BTW - bleed them immediately after you cat them, gut and gill them and get them on ice ASAP, cut of the blood line when you fillet them and bonito are first class table fair.
 

·
Registered
Joined
·
706 Posts
re: What he said

fishybuzz said:
Hey OT since you are the resident bonie junkie....can you remember in the years when the bones were abundant was it also a good year for albies and bluefin????
I was always told growing up that early and big Barracuda schools somehow translated into good SD Albacore fishing ?
 

·
Registered
Joined
·
17,964 Posts
re: Little parts of the truth?
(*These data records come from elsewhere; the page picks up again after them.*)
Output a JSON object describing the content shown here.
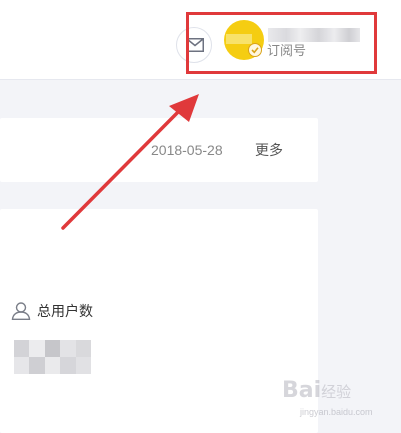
{
  "header": {
    "account_type": "订阅号",
    "icons": {
      "mail": "mail-icon",
      "verified": "check-icon"
    },
    "avatar_color": "#f5cd12"
  },
  "article_card": {
    "date": "2018-05-28",
    "more_label": "更多"
  },
  "stats_card": {
    "users_label": "总用户数",
    "icon": "user-icon"
  },
  "watermark": {
    "brand": "Bai",
    "brand_suffix": "经验",
    "url": "jingyan.baidu.com"
  },
  "annotation": {
    "color": "#e0393b"
  }
}
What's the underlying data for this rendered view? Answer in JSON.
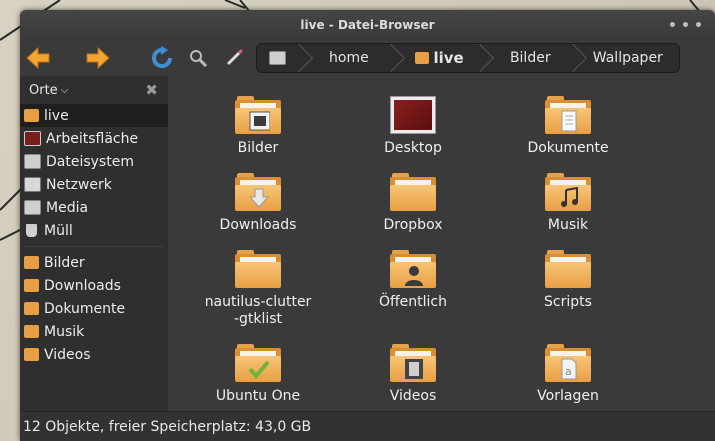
{
  "window": {
    "title": "live - Datei-Browser"
  },
  "pathbar": {
    "crumbs": [
      "home",
      "live",
      "Bilder",
      "Wallpaper"
    ]
  },
  "sidebar": {
    "header": "Orte",
    "places": [
      {
        "label": "live",
        "icon": "home-folder-icon"
      },
      {
        "label": "Arbeitsfläche",
        "icon": "desktop-icon"
      },
      {
        "label": "Dateisystem",
        "icon": "drive-icon"
      },
      {
        "label": "Netzwerk",
        "icon": "network-icon"
      },
      {
        "label": "Media",
        "icon": "drive-icon"
      },
      {
        "label": "Müll",
        "icon": "trash-icon"
      }
    ],
    "bookmarks": [
      {
        "label": "Bilder",
        "icon": "pictures-folder-icon"
      },
      {
        "label": "Downloads",
        "icon": "downloads-folder-icon"
      },
      {
        "label": "Dokumente",
        "icon": "documents-folder-icon"
      },
      {
        "label": "Musik",
        "icon": "music-folder-icon"
      },
      {
        "label": "Videos",
        "icon": "videos-folder-icon"
      }
    ]
  },
  "files": [
    {
      "label": "Bilder",
      "icon": "pictures-folder-icon"
    },
    {
      "label": "Desktop",
      "icon": "desktop-icon"
    },
    {
      "label": "Dokumente",
      "icon": "documents-folder-icon"
    },
    {
      "label": "Downloads",
      "icon": "downloads-folder-icon"
    },
    {
      "label": "Dropbox",
      "icon": "folder-icon"
    },
    {
      "label": "Musik",
      "icon": "music-folder-icon"
    },
    {
      "label": "nautilus-clutter-gtklist",
      "icon": "folder-icon"
    },
    {
      "label": "Öffentlich",
      "icon": "public-folder-icon"
    },
    {
      "label": "Scripts",
      "icon": "folder-icon"
    },
    {
      "label": "Ubuntu One",
      "icon": "ubuntuone-folder-icon"
    },
    {
      "label": "Videos",
      "icon": "videos-folder-icon"
    },
    {
      "label": "Vorlagen",
      "icon": "templates-folder-icon"
    }
  ],
  "status": {
    "text": "12 Objekte, freier Speicherplatz: 43,0 GB"
  },
  "colors": {
    "accent": "#f3a531",
    "folder": "#e89f43",
    "window": "#3a3a3a"
  }
}
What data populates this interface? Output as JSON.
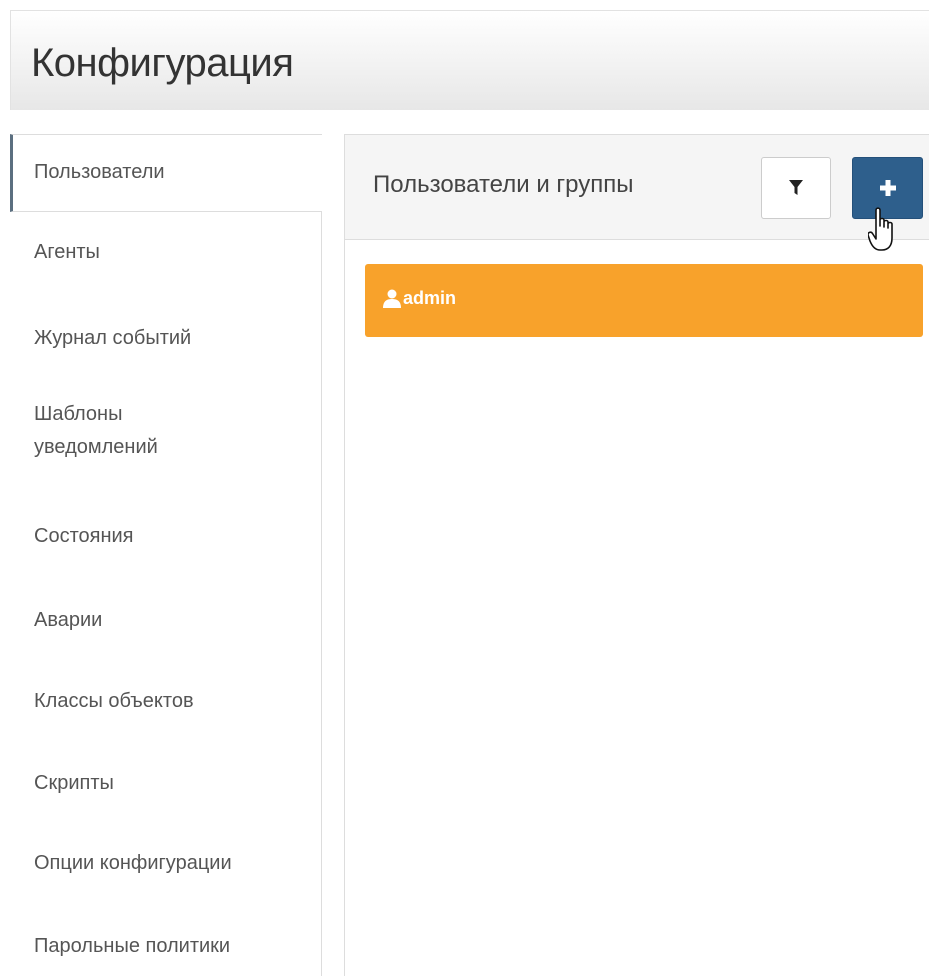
{
  "header": {
    "title": "Конфигурация"
  },
  "sidebar": {
    "items": [
      {
        "label": "Пользователи",
        "active": true
      },
      {
        "label": "Агенты"
      },
      {
        "label": "Журнал событий"
      },
      {
        "label": "Шаблоны уведомлений"
      },
      {
        "label": "Состояния"
      },
      {
        "label": "Аварии"
      },
      {
        "label": "Классы объектов"
      },
      {
        "label": "Скрипты"
      },
      {
        "label": "Опции конфигурации"
      },
      {
        "label": "Парольные политики"
      }
    ]
  },
  "main": {
    "title": "Пользователи и группы",
    "filter_button": {
      "icon": "filter-icon"
    },
    "add_button": {
      "icon": "plus-icon"
    },
    "users": [
      {
        "name": "admin",
        "icon": "user-icon"
      }
    ]
  },
  "colors": {
    "accent_orange": "#f8a22b",
    "add_button_blue": "#2e5f8c",
    "active_indicator": "#5b6f80",
    "header_gradient_end": "#e7e7e7"
  }
}
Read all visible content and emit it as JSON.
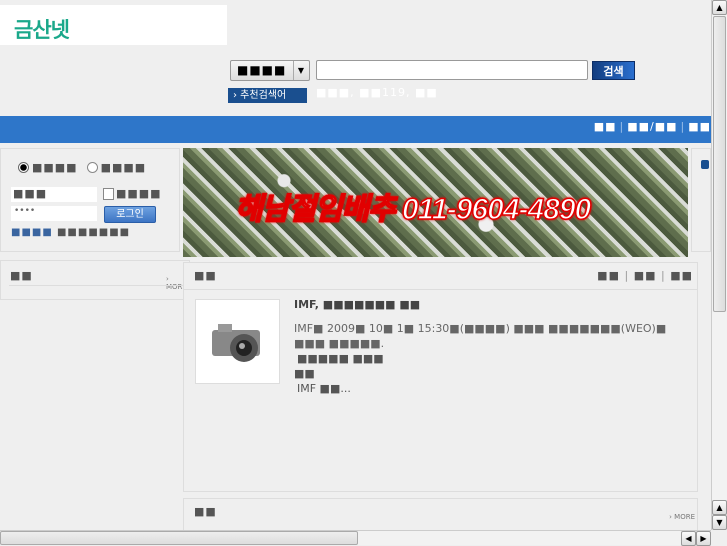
{
  "header": {
    "logo": "금산넷",
    "search_scope": "■■■■",
    "search_value": "",
    "search_button": "검색",
    "recommended_label": "› 추천검색어",
    "recommended_terms": "■■■, ■■119, ■■"
  },
  "nav": {
    "items": [
      "■■",
      "■■/■■",
      "■■"
    ]
  },
  "login": {
    "radio1": "■■■■",
    "radio2": "■■■■",
    "id_label": "■■■",
    "remember": "■■■■",
    "password": "••••",
    "login_button": "로그인",
    "link1": "■■■■",
    "link2": "■■■■■■■"
  },
  "banner": {
    "text": "해남절임배추 011-9604-4890"
  },
  "left_panel": {
    "title": "■■",
    "more": "› MORE"
  },
  "main_panel": {
    "title": "■■",
    "tabs": [
      "■■",
      "■■",
      "■■"
    ],
    "article_title": "IMF, ■■■■■■■ ■■",
    "article_body": "IMF■ 2009■ 10■ 1■ 15:30■(■■■■) ■■■ ■■■■■■■(WEO)■ ■■■ ■■■■■.",
    "line2": "■■■■■ ■■■",
    "line3": "■■",
    "line4": "IMF ■■..."
  },
  "bottom_panel": {
    "title": "■■",
    "more": "› MORE"
  }
}
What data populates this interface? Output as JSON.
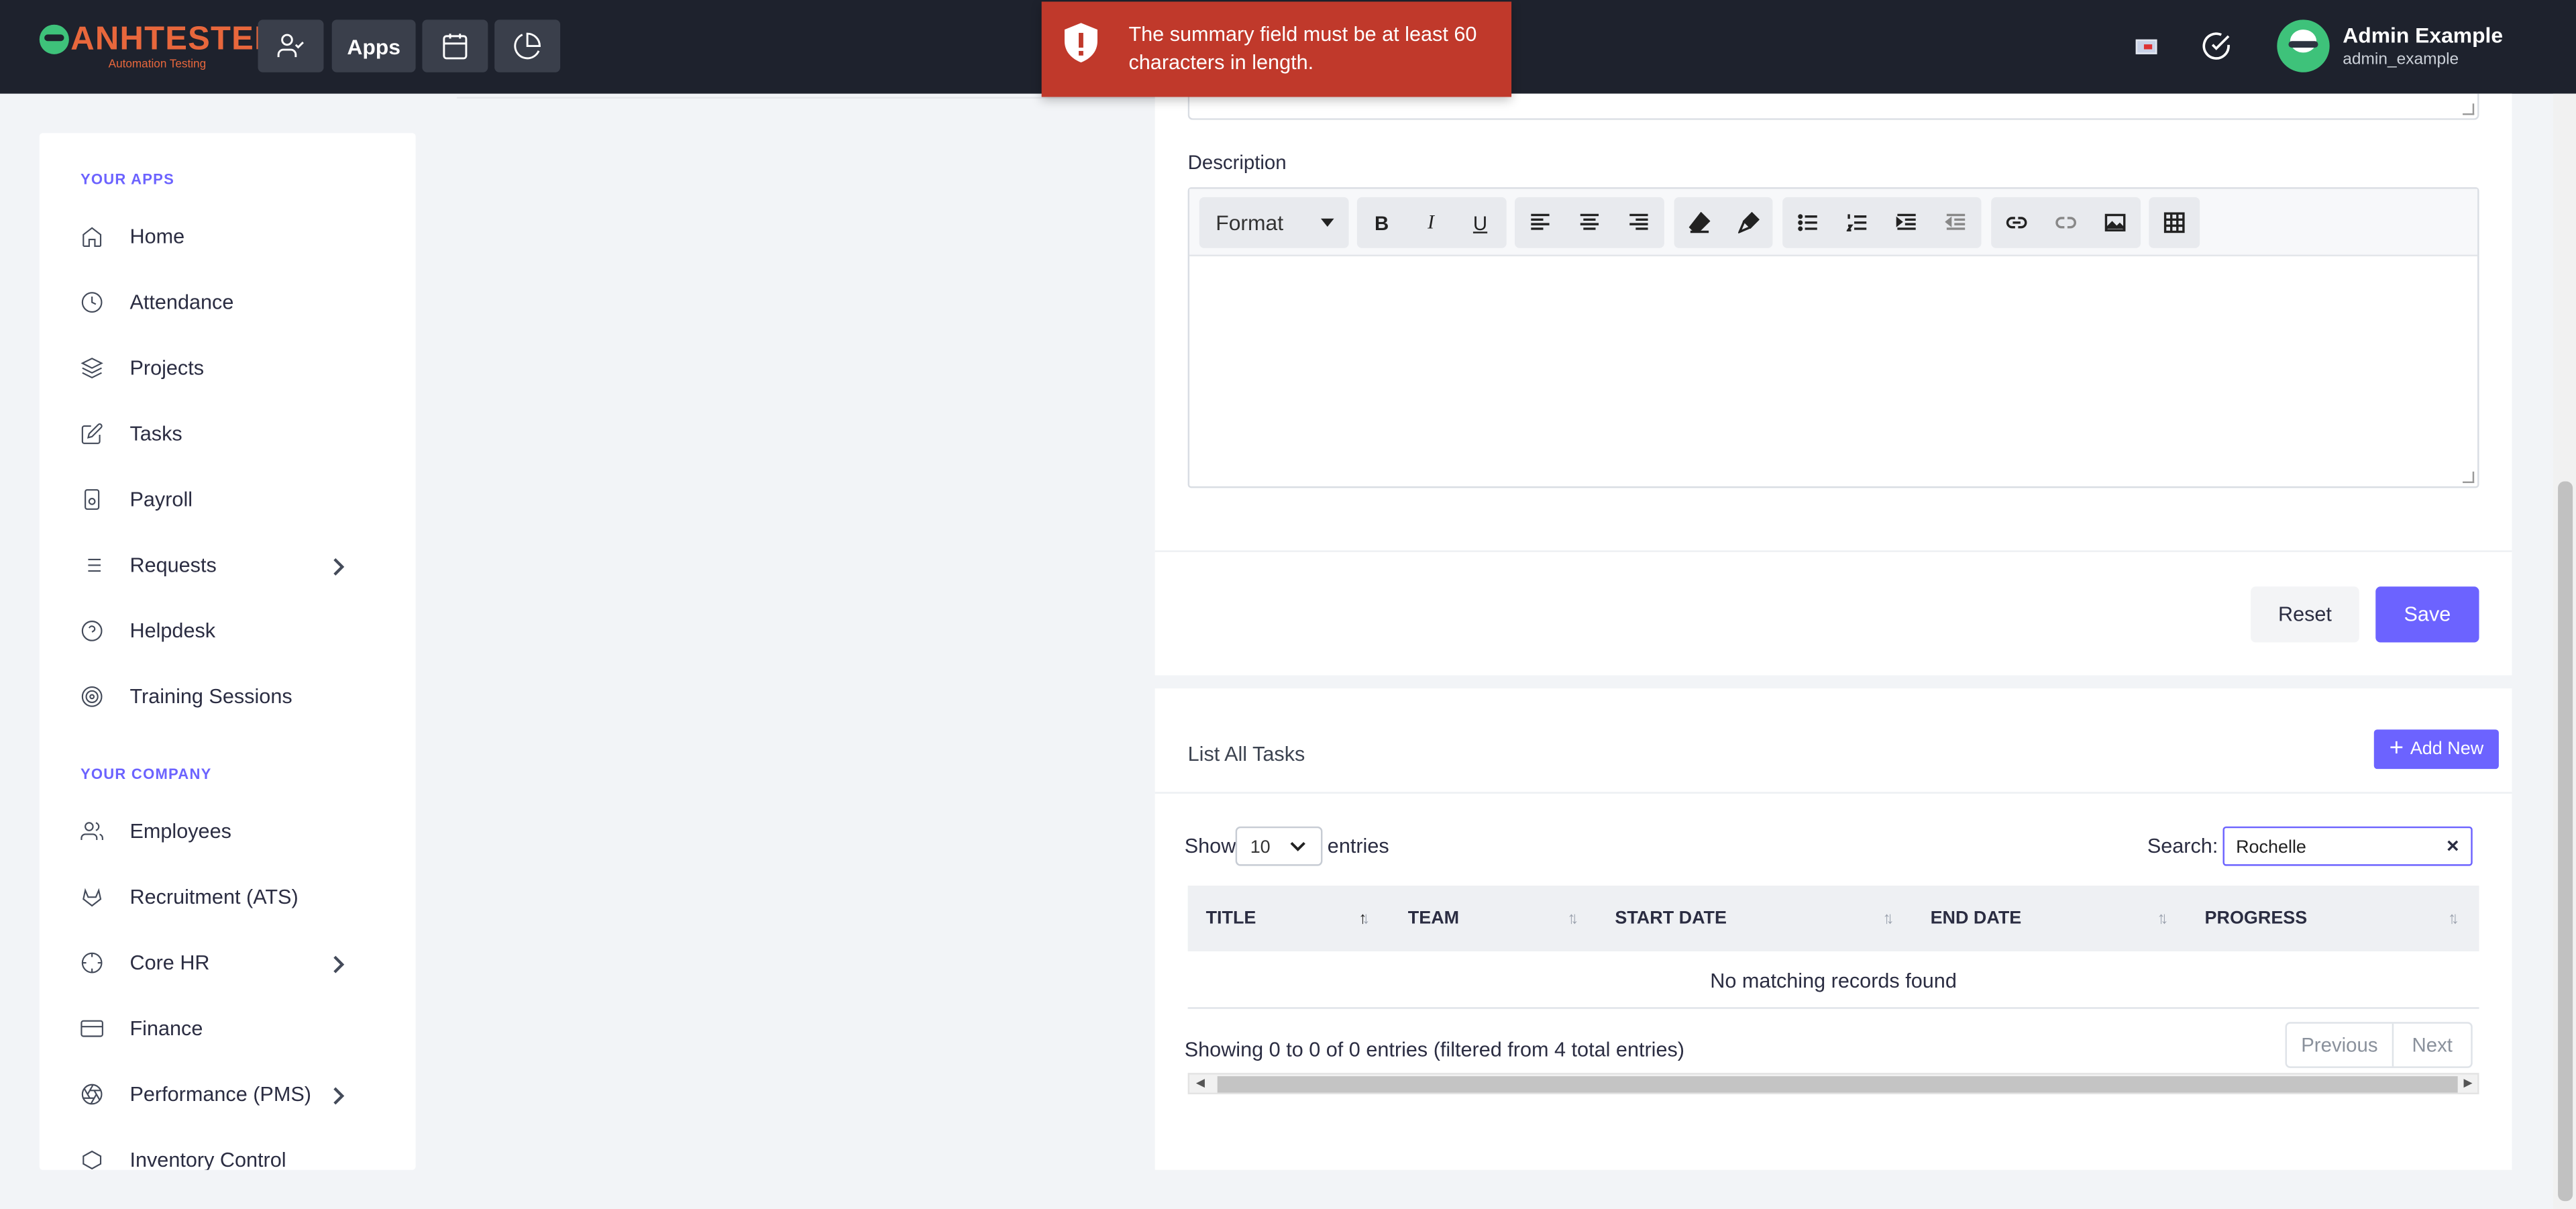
{
  "app": {
    "logo_text": "ANHTESTER",
    "logo_subtitle": "Automation Testing",
    "nav_apps_label": "Apps"
  },
  "toast": {
    "message": "The summary field must be at least 60 characters in length.",
    "color": "#c0392b"
  },
  "user": {
    "name": "Admin Example",
    "username": "admin_example"
  },
  "sidebar": {
    "section_apps": "YOUR APPS",
    "apps": [
      {
        "label": "Home",
        "icon": "home-icon"
      },
      {
        "label": "Attendance",
        "icon": "clock-icon"
      },
      {
        "label": "Projects",
        "icon": "layers-icon"
      },
      {
        "label": "Tasks",
        "icon": "edit-icon"
      },
      {
        "label": "Payroll",
        "icon": "payroll-icon"
      },
      {
        "label": "Requests",
        "icon": "list-icon",
        "has_submenu": true
      },
      {
        "label": "Helpdesk",
        "icon": "help-circle-icon"
      },
      {
        "label": "Training Sessions",
        "icon": "target-icon"
      }
    ],
    "section_company": "YOUR COMPANY",
    "company": [
      {
        "label": "Employees",
        "icon": "users-icon"
      },
      {
        "label": "Recruitment (ATS)",
        "icon": "gitlab-icon"
      },
      {
        "label": "Core HR",
        "icon": "crosshair-icon",
        "has_submenu": true
      },
      {
        "label": "Finance",
        "icon": "credit-card-icon"
      },
      {
        "label": "Performance (PMS)",
        "icon": "aperture-icon",
        "has_submenu": true
      },
      {
        "label": "Inventory Control",
        "icon": "box-icon"
      }
    ]
  },
  "form": {
    "description_label": "Description",
    "format_label": "Format",
    "reset_label": "Reset",
    "save_label": "Save"
  },
  "tasks_list": {
    "title": "List All Tasks",
    "add_new_label": "Add New",
    "show_label": "Show",
    "page_length": "10",
    "entries_label": "entries",
    "search_label": "Search:",
    "search_value": "Rochelle",
    "columns": [
      "TITLE",
      "TEAM",
      "START DATE",
      "END DATE",
      "PROGRESS"
    ],
    "empty_message": "No matching records found",
    "info": "Showing 0 to 0 of 0 entries (filtered from 4 total entries)",
    "previous_label": "Previous",
    "next_label": "Next"
  },
  "colors": {
    "accent": "#6c63ff",
    "topbar": "#1e222d",
    "brand": "#e8673c"
  }
}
fishybuzz said:
reddog said:
This thread made me curious. I grew up in Redondo and fished a lot in the late 60s through the mid 70s. Lots of bone including BIG ones. When I was seining out of Pedro (something like mid 70s to 1980 or so) I can tell you that any bonito went to the market not the canneries. We fished year round 24/7. We caught anchovy for reduction and mackerel, both pacific and jack, which went mostly for pet food and some canned for human consumption. Our catch of chovie and mackerel compared to bonito was at least 1000 to 1 by tonnage. After reading the links below and more I still believe that the return of the anchovy locally has been a big factor in the return of the bonito. The return of the anchovy locally is a factor of cooler water conditions (10 years since the last El Nino) and the lack of reduction fishing - those TI canneries are LONG gone.

Here is a DFG link to the history of the Bonito fishery:

http://www.dfg.ca.gov/marine/status/pacific_bonito.pdf

Hey Reddog....were those also good years for albacore and bluefin??? just curious...

Here is a link to a study of what albies, BFT and Bonito eat. It is only data from 1968 and 1969 but still in-depth and interesting as it is local:

http://content.cdlib.org/xtf/view?docId=kt8290062w&brand=calisphere&doc.view=entire_text

And for diehard bonie fans (this is for you OT8) ) here is a study of the slow muscle function of Pacific Bonito:

http://jeb.biologists.org/cgi/reprint/203/13/2001.pdf

BTW - bleed them immediately after you cat them, gut and gill them and get them on ice ASAP, cut of the blood line when you fillet them and bonito are first class table fair.


Wow thanks Reddog...that was really interesting especially the part about the albacore diets.....they love anchovies but they also really like young rock fish....from the report bluefin albacore and bonito it appears all like the same food and water temps....
 
1 - 16 of 16 Posts
This is an older thread, you may not receive a response, and could be reviving an old thread. Please consider creating a new thread.
Top